Q&A with Galal Amin: ‘The Novels That We Loved Seemed to Be More or Less The Same’

Chair of the International Prize for Arabic Fiction judges in 2013, Galal Amin introduced himself by saying: “I am an economist originally, or mainly, but I am also very interested in literature, and novels of all kinds. And I have written quite a bit in literary criticism. And I don’t mind at all being chosen or working in a committee like that.”

galal_amin_smKaouther  Jellassi: The press release that came out with the longlist was a little confusing where it touched on the “Arab Spring.” Some were unsure whether you meant the Arab Spring could not (yet) be written about or whether these particular novels that addressed it had not been successful? What is your view?

Galal Amin: I don’t really mind people trying to write about the Arab spring. But I think, with works of literature, it’s far too early. You know, you can write a good political analysis of the Arab Spring. But to write good fiction after — after only two years of revolution is a bit too early.

KJ: There were a lot of worthy books on the longlist this year. How difficult were the discussions in coming to an agreement on a shortlist of just six?

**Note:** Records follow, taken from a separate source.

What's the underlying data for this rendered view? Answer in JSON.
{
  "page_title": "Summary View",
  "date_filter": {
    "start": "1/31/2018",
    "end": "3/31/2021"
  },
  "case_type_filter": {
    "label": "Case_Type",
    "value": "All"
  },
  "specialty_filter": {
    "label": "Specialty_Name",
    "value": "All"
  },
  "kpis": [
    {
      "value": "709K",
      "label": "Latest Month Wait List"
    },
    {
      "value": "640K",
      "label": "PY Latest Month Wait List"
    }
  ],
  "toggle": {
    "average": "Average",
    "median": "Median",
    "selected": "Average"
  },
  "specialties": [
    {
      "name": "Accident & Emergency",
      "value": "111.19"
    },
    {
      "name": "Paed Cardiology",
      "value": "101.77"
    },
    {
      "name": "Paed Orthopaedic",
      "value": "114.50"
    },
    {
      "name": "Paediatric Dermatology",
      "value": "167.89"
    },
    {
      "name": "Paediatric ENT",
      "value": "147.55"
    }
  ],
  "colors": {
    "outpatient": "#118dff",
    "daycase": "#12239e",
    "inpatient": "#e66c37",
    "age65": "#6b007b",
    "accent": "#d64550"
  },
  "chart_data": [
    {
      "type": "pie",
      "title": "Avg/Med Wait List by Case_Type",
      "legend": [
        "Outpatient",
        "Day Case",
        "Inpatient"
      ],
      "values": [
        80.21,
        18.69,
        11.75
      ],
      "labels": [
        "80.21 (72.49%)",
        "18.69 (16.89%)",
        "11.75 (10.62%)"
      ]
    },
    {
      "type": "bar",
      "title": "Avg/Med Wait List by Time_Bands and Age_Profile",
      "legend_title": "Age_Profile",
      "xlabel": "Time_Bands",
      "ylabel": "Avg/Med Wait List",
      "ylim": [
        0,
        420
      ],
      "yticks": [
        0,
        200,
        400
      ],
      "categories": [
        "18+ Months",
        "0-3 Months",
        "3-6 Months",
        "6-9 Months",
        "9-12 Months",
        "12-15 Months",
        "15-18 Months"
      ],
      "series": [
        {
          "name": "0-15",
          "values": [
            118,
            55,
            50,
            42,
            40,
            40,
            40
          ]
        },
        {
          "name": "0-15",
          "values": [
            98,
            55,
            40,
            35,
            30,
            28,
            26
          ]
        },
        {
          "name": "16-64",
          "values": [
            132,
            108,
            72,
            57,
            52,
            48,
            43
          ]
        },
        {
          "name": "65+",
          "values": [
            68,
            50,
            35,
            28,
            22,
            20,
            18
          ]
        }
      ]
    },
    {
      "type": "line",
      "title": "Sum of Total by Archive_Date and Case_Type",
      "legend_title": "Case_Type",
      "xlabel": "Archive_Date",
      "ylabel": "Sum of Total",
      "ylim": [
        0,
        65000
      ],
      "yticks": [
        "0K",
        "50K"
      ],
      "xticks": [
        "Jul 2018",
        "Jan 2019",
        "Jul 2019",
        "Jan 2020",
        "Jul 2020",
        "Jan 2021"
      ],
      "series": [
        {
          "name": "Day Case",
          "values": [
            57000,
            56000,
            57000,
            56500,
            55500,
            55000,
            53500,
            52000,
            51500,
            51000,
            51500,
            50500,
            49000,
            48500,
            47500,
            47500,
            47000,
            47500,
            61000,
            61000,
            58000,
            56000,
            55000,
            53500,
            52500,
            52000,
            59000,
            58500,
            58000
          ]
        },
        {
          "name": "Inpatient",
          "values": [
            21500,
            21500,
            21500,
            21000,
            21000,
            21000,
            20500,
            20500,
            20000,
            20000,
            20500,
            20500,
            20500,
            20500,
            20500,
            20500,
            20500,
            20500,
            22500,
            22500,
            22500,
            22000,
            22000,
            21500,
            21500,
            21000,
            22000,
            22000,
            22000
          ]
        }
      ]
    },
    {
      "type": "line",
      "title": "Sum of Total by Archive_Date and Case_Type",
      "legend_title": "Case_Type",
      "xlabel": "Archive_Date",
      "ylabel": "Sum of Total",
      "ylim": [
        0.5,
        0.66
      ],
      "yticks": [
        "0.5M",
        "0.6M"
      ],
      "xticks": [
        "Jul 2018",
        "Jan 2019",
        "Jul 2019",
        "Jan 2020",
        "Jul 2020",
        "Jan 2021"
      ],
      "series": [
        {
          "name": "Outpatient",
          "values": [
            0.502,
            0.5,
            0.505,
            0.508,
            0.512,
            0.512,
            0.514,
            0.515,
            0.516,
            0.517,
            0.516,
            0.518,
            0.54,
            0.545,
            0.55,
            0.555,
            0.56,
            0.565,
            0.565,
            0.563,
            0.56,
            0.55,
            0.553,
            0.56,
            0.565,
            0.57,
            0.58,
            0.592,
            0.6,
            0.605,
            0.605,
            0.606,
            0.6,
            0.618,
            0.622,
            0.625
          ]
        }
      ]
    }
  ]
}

GA: Actually, we found it rather easy. And I was nicely surprised. That actually the opinion of the five members were very close to each other. And the novels that we loved seemed to be more or less the same. We didn’t quarrel a lot. At all. There were some novels where there was some difference of opinion, whether it would rank number three or number four or number five, but that was very limited, luckily, so we found it rather easy to settle our differences.

KJ: Another question was raised in an interview that Fleur Montanaro, the prize administrator, gave shortly after the longlist was released. She indicated that nominated books were a tough sell if they used a lot of 3ameya. Could you clarify your thoughts on that?

GA: I am not aware that this was ever an issue. With regard to the use of 3ameya, or colloquial  there is you know a very big difference of opinion on that. And it is a problem which is very difficult to solve. You know, sometimes the use of 3ameya ranks very high. You can produce something exceedingly beautiful and appealing and useful by using 3ameya. But also 3ameya could be terribly low and vulgar and does not achieve what a good literary work should. So we have to be very careful. But we never discussed this in our discussion, and the reason is — I remember — that one person once mentioned that in one particular novel, he did not object to the use of colloquial, but that it was too heavy.

You know, I mean, the use of colloquial also can vary. There are some colloquial words or phrases which are very close to the fos7a. Or to the classical Arabic. And there are others which are too colloquial, too local, to be understood, and to be even accepted. You see what I mean? This was sometimes raised, but we never spent too much time on it. We luckily, we found that that novel that creates the problem was weak on other grounds.

KJ: You spoke about one of the novels on the panel. What was great about that novel, really special about it?

GA: We were asked to divide the six novels among us five, so everyone would choose a novel to speak about, and one would speak about two. I chose this one — which is Ana, w Heyya, w el Ukhrayat (I, She, and the Others) — by a Lebanese writer called Jana Elhassan. It’s not that it’s necessarily the best of the six, I don’t want to commit myself there, but I loved it. And I found it really breaking new ground. And her treatment of the psychology of the Arab woman was extraordinarily successful. That’s what [I found special about it].